This October, SFMOMA will launch a new free-to-the-public educational program, Pickpocket Almanack. Under the direction of independent curator Joseph del Pesco, temporary faculty from the Bay Area arts community will build curricula around lectures, workshops, screenings, and other scheduled Bay Area events. The course will result in a new framework for each event, allowing the public to engage with the topic on a higher contextual level. Faculty include Megan and Rick Prelinger of the Prelinger Library and filmmaker Les Blank.
Little wonder that the nimble-footed Fred Astaire played a fashion photographer so clearly based on Richard Avedon in the 1957 musical, Funny Face: He ideally translated the supple movement and sublime grace of Avedon’s ‘50s fashion photography (and love of Hungary’s Martin Munkacsi) in his portrayal, all while snapping the radiant Audrey Hepburn.

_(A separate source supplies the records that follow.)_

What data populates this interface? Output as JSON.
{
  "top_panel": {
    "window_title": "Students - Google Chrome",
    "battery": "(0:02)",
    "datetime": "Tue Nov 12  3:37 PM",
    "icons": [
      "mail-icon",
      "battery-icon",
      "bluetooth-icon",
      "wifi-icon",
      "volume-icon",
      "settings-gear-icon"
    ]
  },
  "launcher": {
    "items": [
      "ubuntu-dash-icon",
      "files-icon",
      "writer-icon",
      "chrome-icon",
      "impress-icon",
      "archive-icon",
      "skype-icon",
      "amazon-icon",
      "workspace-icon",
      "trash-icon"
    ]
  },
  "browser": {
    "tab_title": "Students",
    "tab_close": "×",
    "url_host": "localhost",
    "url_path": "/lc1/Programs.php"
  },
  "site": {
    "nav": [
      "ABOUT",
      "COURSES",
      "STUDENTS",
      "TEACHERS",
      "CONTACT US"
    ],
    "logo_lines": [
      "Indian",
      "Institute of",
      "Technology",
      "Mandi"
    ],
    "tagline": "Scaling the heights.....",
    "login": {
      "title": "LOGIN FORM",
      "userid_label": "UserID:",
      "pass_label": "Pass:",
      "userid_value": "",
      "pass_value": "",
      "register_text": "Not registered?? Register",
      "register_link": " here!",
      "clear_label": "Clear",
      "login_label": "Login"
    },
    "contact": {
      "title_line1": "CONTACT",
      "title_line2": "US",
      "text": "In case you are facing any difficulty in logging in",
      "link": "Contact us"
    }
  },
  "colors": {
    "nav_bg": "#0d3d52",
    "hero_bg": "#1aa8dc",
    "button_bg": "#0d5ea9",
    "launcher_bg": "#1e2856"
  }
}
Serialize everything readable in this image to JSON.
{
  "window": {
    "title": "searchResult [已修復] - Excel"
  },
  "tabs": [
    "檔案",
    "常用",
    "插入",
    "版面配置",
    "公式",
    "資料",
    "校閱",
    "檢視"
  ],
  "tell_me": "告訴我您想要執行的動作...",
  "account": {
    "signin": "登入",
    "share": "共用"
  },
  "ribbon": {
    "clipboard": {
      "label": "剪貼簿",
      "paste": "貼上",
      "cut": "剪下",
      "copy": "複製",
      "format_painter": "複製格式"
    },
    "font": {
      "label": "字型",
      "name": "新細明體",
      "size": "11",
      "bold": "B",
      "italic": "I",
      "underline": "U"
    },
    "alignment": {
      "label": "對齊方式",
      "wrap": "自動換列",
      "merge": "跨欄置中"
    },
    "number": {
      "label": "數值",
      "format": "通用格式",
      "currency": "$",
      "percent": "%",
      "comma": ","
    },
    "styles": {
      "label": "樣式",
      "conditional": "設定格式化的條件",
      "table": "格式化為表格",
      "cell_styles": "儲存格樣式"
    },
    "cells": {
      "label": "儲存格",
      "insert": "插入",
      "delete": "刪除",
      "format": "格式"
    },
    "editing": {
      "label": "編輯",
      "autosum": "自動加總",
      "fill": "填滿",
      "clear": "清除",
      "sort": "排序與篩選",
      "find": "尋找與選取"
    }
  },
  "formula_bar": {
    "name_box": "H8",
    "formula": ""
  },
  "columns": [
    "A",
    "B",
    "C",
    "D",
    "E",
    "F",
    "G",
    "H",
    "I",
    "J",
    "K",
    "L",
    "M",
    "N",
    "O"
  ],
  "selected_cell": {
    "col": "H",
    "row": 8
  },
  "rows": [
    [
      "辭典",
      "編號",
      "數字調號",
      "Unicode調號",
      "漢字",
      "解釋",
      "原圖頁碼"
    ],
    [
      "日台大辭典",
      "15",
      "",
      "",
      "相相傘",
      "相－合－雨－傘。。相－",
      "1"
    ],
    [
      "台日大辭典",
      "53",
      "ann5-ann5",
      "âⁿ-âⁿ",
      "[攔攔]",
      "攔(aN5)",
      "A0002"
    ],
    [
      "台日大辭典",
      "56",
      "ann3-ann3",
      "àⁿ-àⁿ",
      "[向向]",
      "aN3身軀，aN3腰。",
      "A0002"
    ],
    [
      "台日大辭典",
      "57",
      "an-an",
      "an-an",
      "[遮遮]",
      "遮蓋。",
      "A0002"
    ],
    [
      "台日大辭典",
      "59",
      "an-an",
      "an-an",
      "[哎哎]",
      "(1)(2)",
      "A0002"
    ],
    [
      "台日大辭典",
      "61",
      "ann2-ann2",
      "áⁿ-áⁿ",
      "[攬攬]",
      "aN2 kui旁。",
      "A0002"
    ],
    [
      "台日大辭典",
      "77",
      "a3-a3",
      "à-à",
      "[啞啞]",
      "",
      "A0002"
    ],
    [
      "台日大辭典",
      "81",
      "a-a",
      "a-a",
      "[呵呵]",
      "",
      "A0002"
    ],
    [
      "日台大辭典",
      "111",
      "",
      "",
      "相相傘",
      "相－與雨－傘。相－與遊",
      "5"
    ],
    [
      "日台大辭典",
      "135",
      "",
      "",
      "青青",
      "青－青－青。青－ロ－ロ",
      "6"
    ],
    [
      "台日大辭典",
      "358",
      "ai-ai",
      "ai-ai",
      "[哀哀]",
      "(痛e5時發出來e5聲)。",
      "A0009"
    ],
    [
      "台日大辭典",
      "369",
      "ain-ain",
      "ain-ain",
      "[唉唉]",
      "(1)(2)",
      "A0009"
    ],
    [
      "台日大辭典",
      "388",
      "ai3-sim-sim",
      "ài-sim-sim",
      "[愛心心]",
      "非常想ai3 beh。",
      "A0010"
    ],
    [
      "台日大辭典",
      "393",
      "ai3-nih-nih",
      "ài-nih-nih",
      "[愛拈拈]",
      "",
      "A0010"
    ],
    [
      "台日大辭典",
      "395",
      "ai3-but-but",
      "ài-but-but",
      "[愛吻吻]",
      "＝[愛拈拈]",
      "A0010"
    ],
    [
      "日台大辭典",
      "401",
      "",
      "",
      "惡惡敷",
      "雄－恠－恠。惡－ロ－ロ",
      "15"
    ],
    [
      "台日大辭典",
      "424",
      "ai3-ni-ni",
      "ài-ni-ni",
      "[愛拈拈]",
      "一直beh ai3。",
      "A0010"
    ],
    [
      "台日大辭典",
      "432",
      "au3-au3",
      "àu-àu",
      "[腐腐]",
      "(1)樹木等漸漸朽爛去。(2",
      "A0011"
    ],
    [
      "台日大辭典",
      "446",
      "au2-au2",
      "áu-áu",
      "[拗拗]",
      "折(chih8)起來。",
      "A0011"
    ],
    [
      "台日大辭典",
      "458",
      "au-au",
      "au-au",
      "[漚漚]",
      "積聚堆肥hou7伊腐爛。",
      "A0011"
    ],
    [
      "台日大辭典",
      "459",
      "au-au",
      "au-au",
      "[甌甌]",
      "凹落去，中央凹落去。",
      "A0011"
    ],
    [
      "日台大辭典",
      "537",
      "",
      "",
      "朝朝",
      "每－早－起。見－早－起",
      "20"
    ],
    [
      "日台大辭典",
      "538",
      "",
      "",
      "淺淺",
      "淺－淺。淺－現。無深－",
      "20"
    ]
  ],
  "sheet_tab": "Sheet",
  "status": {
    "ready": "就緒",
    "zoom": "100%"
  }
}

But Avedon was so much more than the landmark shots that have entered the visual vernacular. More than, say, Dovima caressing the elephants in a surreal juxtaposition of the rough and the wild against the silkily draped and the divine artful (Dovima incidentally also had a teensy cameo in Funny Face as the ditzy swan with a grating whine).
The crowd-pleasing art superstars may be holding court one floor up - at “Georgia O’Keeffe and Ansel Adams: Natural Affinities,” opening Saturday, May 30 - but before you wander O’Keeffe’s pink and orange abstractions of the Southwestern desertscape and Adams’ iconic prints, dare to stop in at “Looking In: Robert Frank’s The Americans,” on display at the San Francisco Museum of Modern Art through Aug. 23.
Peaceful, it was not up on the roof Friday at the patron’s party celebrating the San Francisco Museum of Modern Art’s wondrous new Rooftop Sculpture Garden.
Rather, the spirit inspired by this garden of sculptural delights was fantastical, exciting, beautiful, sky-blue and scintillating.
Or as SFMOMA Director Neal Benezra succinctly stated: “It’s pretty terrific!”
SFMOMA Board Chairman Charles Schwab was appropriately wowed, too.
The SFMOMA opened its new Rooftop Garden to the media this morning and 7x7 got to take a sneak peak. A project twenty years in the making, the garden consists of several new spaces designed by San Francisco's Jensen Architects. The Sculpture Garden, Pavilion, and Garden Terrace sit atop the MOMA garage, connected to the main building by a bridge lined with large windows overlooking the streets. The enclosed pavilion houses sculpture not suited for exposure to the outdoors—and a Blue Bottle Coffee bar—while the terrace and garden house several large pieces that can withstand the elements. The large glass windows enclosing two sides of the pavilion can be opened on sunny days to make the space feel even more open than it already does.
If you've never been to SFMOMA's offshoot Artists Gallery in Fort Mason, then you've been missing out on some wonderfully curated exhibits featuring a dynamic mix of Bay Area artists. Not to worry, though - there's no better time than this week to make your way there, where from Wednesday through Sunday they will be holding their 16th annual Artists Warehouse Sale. Original artwork from new and established artists will be available at up to 50% off the retail price, with proceeds benefitting the programs of the gallery. Prices range from $50 to $5,000, so there really will be something for everybody's budget.
There was a slight, yet mutual, case of structural envy in the air during last night’s Director’s Circle Dinner at SFMOMA.
The event typically honors a leading artist who kicks-off the evening with a pre-dinner talk.
Breaking the mold a bit this year, SFMOMA Director Neal Benezra chose to honor his French counterpart: Alfred Pacquement, Director, Musée national d'art moderne/Centre de création industrielle.